Aug 31, 2017
What does it take to create “Good Art?” Who decides? What elements or components are necessary to deem something good? My guest today is the renowned artist, Burton Silverman. This is part one of our two part conversation where we discuss a wide range of topics from the components of “Good Art,” discovering your artistic voice, the role of setting and presentation in art, racism and the fear of “the other,” and so much more! Burt draws from his vast wealth of experience and thoughtfulness and I know artists like you will value his contributions as much as I have.
How would you describe “Good Art?” Have you thought about it? Do you have a definition of it? How did you arrive at that conclusion? Artist, Burt Silverman opened up to me about what he thinks are the components of good art. Burt says that it comes down to craftsmanship and the ability to record the world in an accurate way. He further elaborates on this idea by explaining that there is an element in good artwork that transcends technical ability and taps into something deeper. In our conversation, Burt didn’t explain this “deeper” aspect further but I appreciate that he was willing to welcome an element of mystery and the unknown.
A common question I get when it comes to diving deeper into the life of an artist is, “How do you discover your artistic voice?” So what was it like for you? What was your journey like that led you to move more and more into creating the art that you are passionate about? My guest, Burton Silverman was kind enough to consider this question and provide his insights. Burt says that for him it comes down to tapping into an inner sense from your gut and out of that flows the feelings that you believe you are compelled to share with the world. There are so many angles to this topic I know there will be some of you that really resonate with what Burt shared and others who come from a different approach - the diversity of thought is wonderful!
What role do context, setting, and presentation have to play when it comes to viewing art work? In your opinion, does it play a role at all? Is there any difference between art that is completed and admired in the studio and artwork that is presented and shown in a gallery? How does setting impact the viewing? These are all questions and lines of thought that Burton Silverman and I discussed in our recent conversation. Burt pointed out that there is some sort of transformation that takes place from the studio setting and context to when the artwork is displayed in an intentional and meaningful way.

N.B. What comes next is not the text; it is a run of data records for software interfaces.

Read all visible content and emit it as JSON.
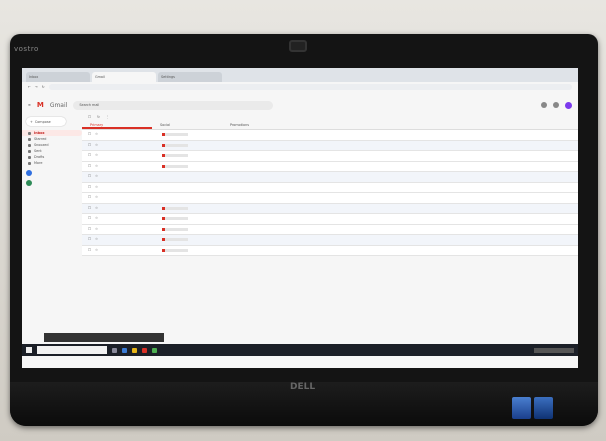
{
  "monitor": {
    "brand": "vostro",
    "logo": "DELL"
  },
  "browser": {
    "tabs": [
      {
        "label": "Inbox"
      },
      {
        "label": "Gmail"
      },
      {
        "label": "Settings"
      }
    ]
  },
  "gmail": {
    "app_name": "Gmail",
    "search_placeholder": "Search mail",
    "compose_label": "Compose",
    "sidebar_items": [
      {
        "label": "Inbox",
        "selected": true
      },
      {
        "label": "Starred"
      },
      {
        "label": "Snoozed"
      },
      {
        "label": "Sent"
      },
      {
        "label": "Drafts"
      },
      {
        "label": "More"
      }
    ],
    "categories": [
      {
        "label": "Primary",
        "selected": true
      },
      {
        "label": "Social"
      },
      {
        "label": "Promotions"
      }
    ],
    "emails": [
      {
        "attachment": true
      },
      {
        "attachment": true
      },
      {
        "attachment": true
      },
      {
        "attachment": true
      },
      {
        "attachment": false
      },
      {
        "attachment": false
      },
      {
        "attachment": false
      },
      {
        "attachment": true
      },
      {
        "attachment": true
      },
      {
        "attachment": true
      },
      {
        "attachment": true
      },
      {
        "attachment": true
      }
    ]
  },
  "colors": {
    "gmail_red": "#d93025",
    "taskbar": "#1b1f27",
    "bezel": "#141414"
  }
}
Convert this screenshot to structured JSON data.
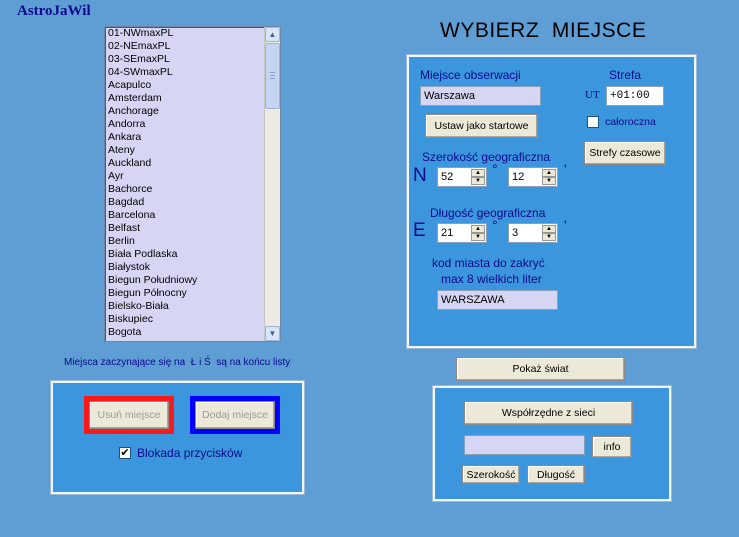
{
  "app": {
    "title": "AstroJaWil",
    "heading": "WYBIERZ  MIEJSCE"
  },
  "place_list": {
    "items": [
      "01-NWmaxPL",
      "02-NEmaxPL",
      "03-SEmaxPL",
      "04-SWmaxPL",
      "Acapulco",
      "Amsterdam",
      "Anchorage",
      "Andorra",
      "Ankara",
      "Ateny",
      "Auckland",
      "Ayr",
      "Bachorce",
      "Bagdad",
      "Barcelona",
      "Belfast",
      "Berlin",
      "Biała Podlaska",
      "Białystok",
      "Biegun Południowy",
      "Biegun Północny",
      "Bielsko-Biała",
      "Biskupiec",
      "Bogota"
    ]
  },
  "list_note": {
    "prefix": "Miejsca zaczynające się na",
    "letters": "Ł i Ś",
    "suffix": "są na końcu listy"
  },
  "left_panel": {
    "remove_label": "Usuń miejsce",
    "add_label": "Dodaj miejsce",
    "lock_checked": true,
    "lock_label": "Blokada przycisków"
  },
  "observation": {
    "place_label": "Miejsce obserwacji",
    "place_value": "Warszawa",
    "set_start_label": "Ustaw jako startowe",
    "zone_label": "Strefa",
    "ut_label": "UT",
    "zone_value": "+01:00",
    "yearround_checked": false,
    "yearround_label": "całoroczna",
    "zones_button": "Strefy czasowe",
    "lat_label": "Szerokość geograficzna",
    "lat_hemisphere": "N",
    "lat_deg": "52",
    "lat_min": "12",
    "lon_label": "Długość geograficzna",
    "lon_hemisphere": "E",
    "lon_deg": "21",
    "lon_min": "3",
    "deg_symbol": "°",
    "min_symbol": "'",
    "code_label_1": "kod miasta do zakryć",
    "code_label_2": "max 8 wielkich liter",
    "code_value": "WARSZAWA"
  },
  "show_world_label": "Pokaż świat",
  "net": {
    "coords_button": "Współrzędne z sieci",
    "query_value": "",
    "info_button": "info",
    "lat_button": "Szerokość",
    "lon_button": "Długość"
  }
}
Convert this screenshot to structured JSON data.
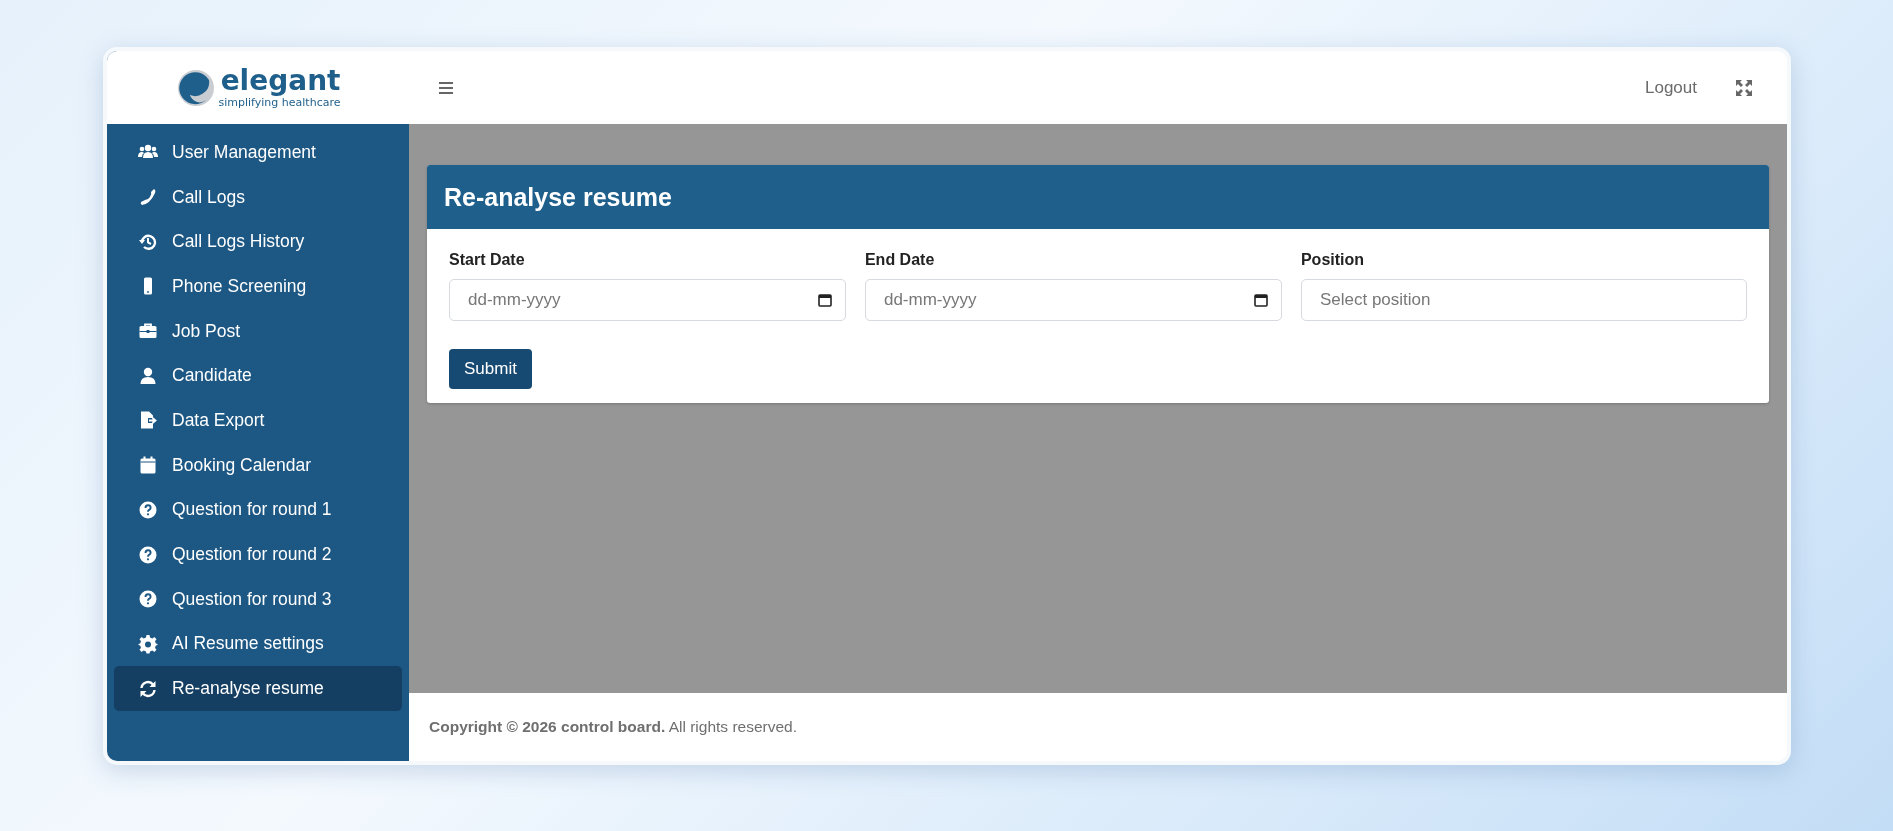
{
  "logo": {
    "name": "elegant",
    "tagline": "simplifying healthcare"
  },
  "sidebar": {
    "items": [
      {
        "label": "User Management",
        "selected": false
      },
      {
        "label": "Call Logs",
        "selected": false
      },
      {
        "label": "Call Logs History",
        "selected": false
      },
      {
        "label": "Phone Screening",
        "selected": false
      },
      {
        "label": "Job Post",
        "selected": false
      },
      {
        "label": "Candidate",
        "selected": false
      },
      {
        "label": "Data Export",
        "selected": false
      },
      {
        "label": "Booking Calendar",
        "selected": false
      },
      {
        "label": "Question for round 1",
        "selected": false
      },
      {
        "label": "Question for round 2",
        "selected": false
      },
      {
        "label": "Question for round 3",
        "selected": false
      },
      {
        "label": "AI Resume settings",
        "selected": false
      },
      {
        "label": "Re-analyse resume",
        "selected": true
      }
    ]
  },
  "header": {
    "logout": "Logout"
  },
  "card": {
    "title": "Re-analyse resume",
    "fields": [
      {
        "label": "Start Date",
        "kind": "date",
        "placeholder": "dd-mm-yyyy"
      },
      {
        "label": "End Date",
        "kind": "date",
        "placeholder": "dd-mm-yyyy"
      },
      {
        "label": "Position",
        "kind": "select",
        "placeholder": "Select position"
      }
    ],
    "submit": "Submit"
  },
  "footer": {
    "text": "**Copyright © 2026 control board.** All rights reserved."
  }
}
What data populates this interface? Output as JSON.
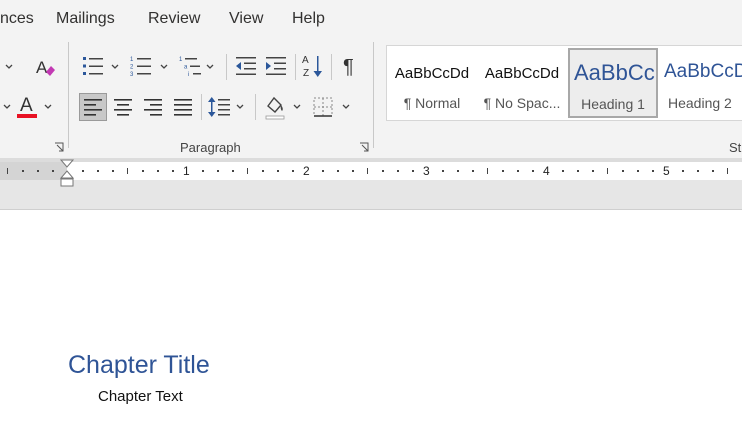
{
  "menu": [
    "nces",
    "Mailings",
    "Review",
    "View",
    "Help"
  ],
  "ribbon": {
    "paragraph_label": "Paragraph",
    "styles_label": "St",
    "font_color_letter": "A",
    "colors": {
      "font_color": "#e81123",
      "accent": "#2b579a",
      "selected_btn": "#c8c8c8"
    }
  },
  "styles": [
    {
      "sample": "AaBbCcDd",
      "name": "¶ Normal"
    },
    {
      "sample": "AaBbCcDd",
      "name": "¶ No Spac..."
    },
    {
      "sample": "AaBbCc",
      "name": "Heading 1"
    },
    {
      "sample": "AaBbCcD",
      "name": "Heading 2"
    }
  ],
  "ruler": {
    "numbers": [
      "1",
      "2",
      "3",
      "4",
      "5"
    ]
  },
  "document": {
    "title": "Chapter Title",
    "body": "Chapter Text"
  }
}
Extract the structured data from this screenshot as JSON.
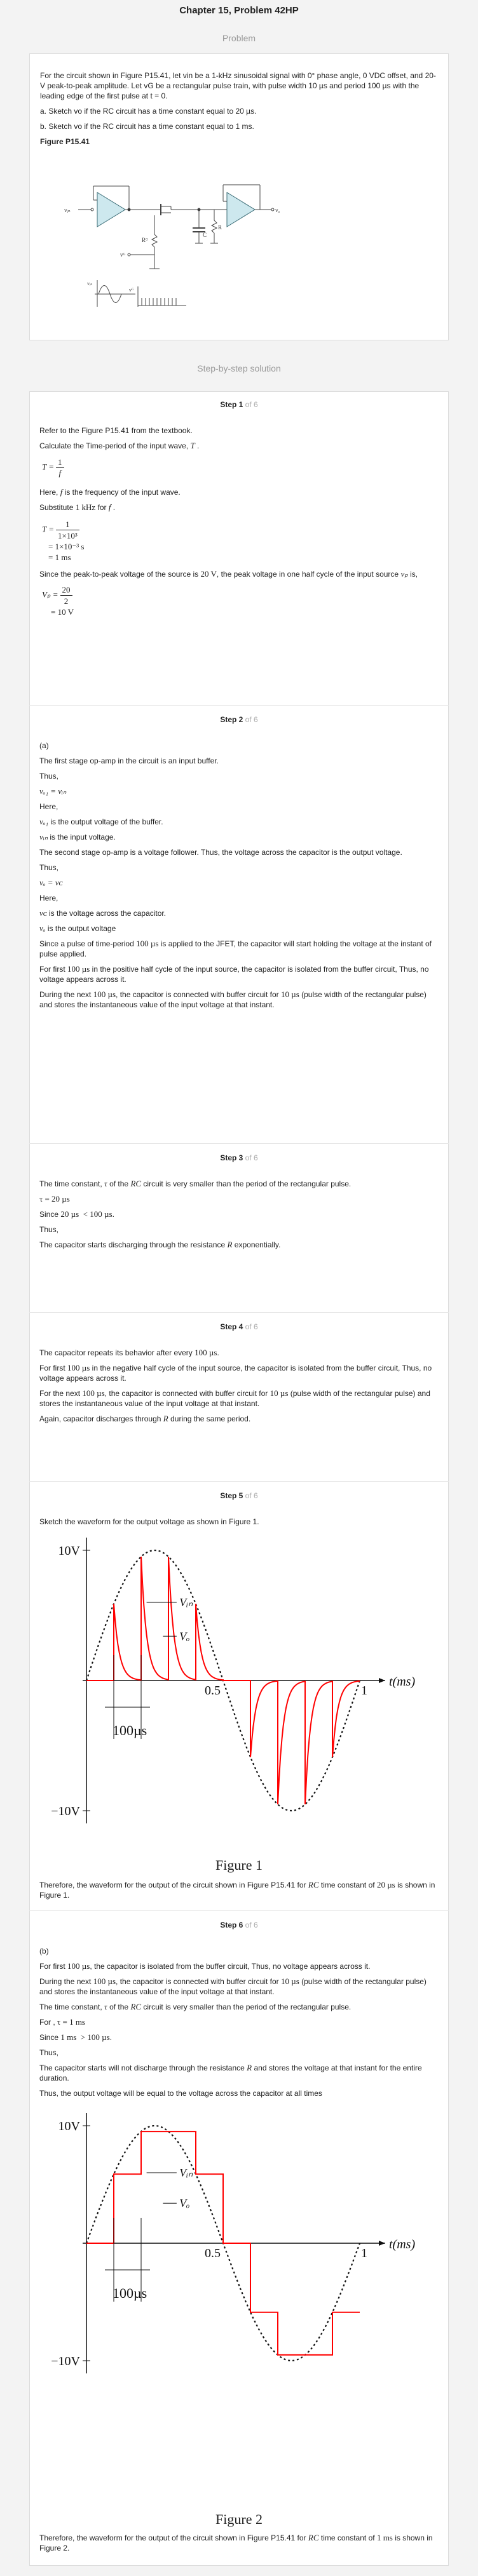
{
  "title": "Chapter 15, Problem 42HP",
  "problem_label": "Problem",
  "solution_label": "Step-by-step solution",
  "problem": {
    "p1": "For the circuit shown in Figure P15.41, let vin be a 1-kHz sinusoidal signal with 0° phase angle, 0 VDC offset, and 20-V peak-to-peak amplitude. Let vG be a rectangular pulse train, with pulse width 10 µs and period 100 µs with the leading edge of the first pulse at t = 0.",
    "a": "a. Sketch vo if the RC circuit has a time constant equal to 20 µs.",
    "b": "b. Sketch vo if the RC circuit has a time constant equal to 1 ms.",
    "fig_label": "Figure P15.41",
    "fig_vin": "vᵢₙ",
    "fig_vo": "vₒ",
    "fig_rg": "Rᴳ",
    "fig_vg": "vᴳ",
    "fig_c": "C",
    "fig_r": "R",
    "fig_wave_label1": "vᵢₙ",
    "fig_wave_label2": "vᴳ"
  },
  "steps": [
    {
      "head": "Step 1",
      "of": "of 6",
      "l1": "Refer to the Figure P15.41 from the textbook.",
      "l2": "Calculate the Time-period of the input wave,",
      "l2v": "T",
      "eq1_lhs": "T =",
      "eq1_num": "1",
      "eq1_den": "f",
      "l3": "Here,",
      "l3v": "f",
      "l3b": "is the frequency of the input wave.",
      "l4": "Substitute",
      "l4v": "1 kHz",
      "l4b": "for",
      "l4c": "f",
      "eq2_lhs": "T =",
      "eq2_num": "1",
      "eq2_den": "1×10³",
      "eq2_l2": "= 1×10⁻³ s",
      "eq2_l3": "= 1 ms",
      "l5": "Since the peak-to-peak voltage of the source is",
      "l5v": "20 V",
      "l5b": ", the peak voltage in one half cycle of the input source",
      "l5c": "vₚ",
      "l5d": "is,",
      "eq3_lhs": "Vₚ =",
      "eq3_num": "20",
      "eq3_den": "2",
      "eq3_l2": "= 10 V"
    },
    {
      "head": "Step 2",
      "of": "of 6",
      "a": "(a)",
      "l1": "The first stage op-amp in the circuit is an input buffer.",
      "l2": "Thus,",
      "eq1": "vₒ₁ = vᵢₙ",
      "l3": "Here,",
      "l4v": "vₒ₁",
      "l4": "is the output voltage of the buffer.",
      "l5v": "vᵢₙ",
      "l5": "is the input voltage.",
      "l6": "The second stage op-amp is a voltage follower. Thus, the voltage across the capacitor is the output voltage.",
      "l7": "Thus,",
      "eq2": "vₒ = vᴄ",
      "l8": "Here,",
      "l9v": "vᴄ",
      "l9": "is the voltage across the capacitor.",
      "l10v": "vₒ",
      "l10": "is the output voltage",
      "l11a": "Since a pulse of time-period",
      "l11v": "100 µs",
      "l11b": "is applied to the JFET, the capacitor will start holding the voltage at the instant of pulse applied.",
      "l12a": "For first",
      "l12v": "100 µs",
      "l12b": "in the positive half cycle of the input source, the capacitor is isolated from the buffer circuit, Thus, no voltage appears across it.",
      "l13a": "During the next",
      "l13v": "100 µs",
      "l13b": ", the capacitor is connected with buffer circuit for",
      "l13v2": "10 µs",
      "l13c": "(pulse width of the rectangular pulse) and stores the instantaneous value of the input voltage at that instant."
    },
    {
      "head": "Step 3",
      "of": "of 6",
      "l1a": "The time constant,",
      "l1v": "τ",
      "l1b": "of the",
      "l1v2": "RC",
      "l1c": "circuit is very smaller than the period of the rectangular pulse.",
      "eq1": "τ = 20 µs",
      "l2a": "Since",
      "l2v": "20 µs < 100 µs",
      "l2b": ".",
      "l3": "Thus,",
      "l4a": "The capacitor starts discharging through the resistance",
      "l4v": "R",
      "l4b": "exponentially."
    },
    {
      "head": "Step 4",
      "of": "of 6",
      "l1a": "The capacitor repeats its behavior after every",
      "l1v": "100 µs",
      "l1b": ".",
      "l2a": "For first",
      "l2v": "100 µs",
      "l2b": "in the negative half cycle of the input source, the capacitor is isolated from the buffer circuit, Thus, no voltage appears across it.",
      "l3a": "For the next",
      "l3v": "100 µs",
      "l3b": ", the capacitor is connected with buffer circuit for",
      "l3v2": "10 µs",
      "l3c": "(pulse width of the rectangular pulse) and stores the instantaneous value of the input voltage at that instant.",
      "l4a": "Again, capacitor discharges through",
      "l4v": "R",
      "l4b": "during the same period."
    },
    {
      "head": "Step 5",
      "of": "of 6",
      "l1": "Sketch the waveform for the output voltage as shown in Figure 1.",
      "caption": "Figure 1",
      "l2a": "Therefore, the waveform for the output of the circuit shown in Figure P15.41 for",
      "l2v": "RC",
      "l2b": "time constant of",
      "l2v2": "20 µs",
      "l2c": "is shown in Figure 1."
    },
    {
      "head": "Step 6",
      "of": "of 6",
      "b": "(b)",
      "l1a": "For first",
      "l1v": "100 µs",
      "l1b": ", the capacitor is isolated from the buffer circuit, Thus, no voltage appears across it.",
      "l2a": "During the next",
      "l2v": "100 µs",
      "l2b": ", the capacitor is connected with buffer circuit for",
      "l2v2": "10 µs",
      "l2c": "(pulse width of the rectangular pulse) and stores the instantaneous value of the input voltage at that instant.",
      "l3a": "The time constant,",
      "l3v": "τ",
      "l3b": "of the",
      "l3v2": "RC",
      "l3c": "circuit is very smaller than the period of the rectangular pulse.",
      "l4a": "For ,",
      "l4v": "τ = 1 ms",
      "l5a": "Since",
      "l5v": "1 ms > 100 µs",
      "l5b": ".",
      "l6": "Thus,",
      "l7a": "The capacitor starts will not discharge through the resistance",
      "l7v": "R",
      "l7b": "and stores the voltage at that instant for the entire duration.",
      "l8": "Thus, the output voltage will be equal to the voltage across the capacitor at all times",
      "caption": "Figure 2",
      "l9a": "Therefore, the waveform for the output of the circuit shown in Figure P15.41 for",
      "l9v": "RC",
      "l9b": "time constant of",
      "l9v2": "1 ms",
      "l9c": "is shown in Figure 2."
    }
  ],
  "graph": {
    "ymax": "10V",
    "ymin": "−10V",
    "xmid": "0.5",
    "xend": "1",
    "xaxis": "t(ms)",
    "vin": "Vᵢₙ",
    "vo": "Vₒ",
    "dt": "100µs"
  },
  "colors": {
    "wave": "#ff0000",
    "accent": "#aaaaaa"
  }
}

What is your relationship to the concept of freedom when it comes to the creative process? Do you feel free to express yourself and work in a place outside of the lines? Or do you find yourself shackled to rules and boxes that you can’t cross? In our conversation, Burton Silverman and I talk about the role of rules and school of thought. Of course, they have an important role to play but they can also get in the way of our ability to push the limits and think outside of preconceived norms and expectations. I hope you get a sense of the freedom of expression that Burt and I discussed and make sure to come back next week for part two of our conversation!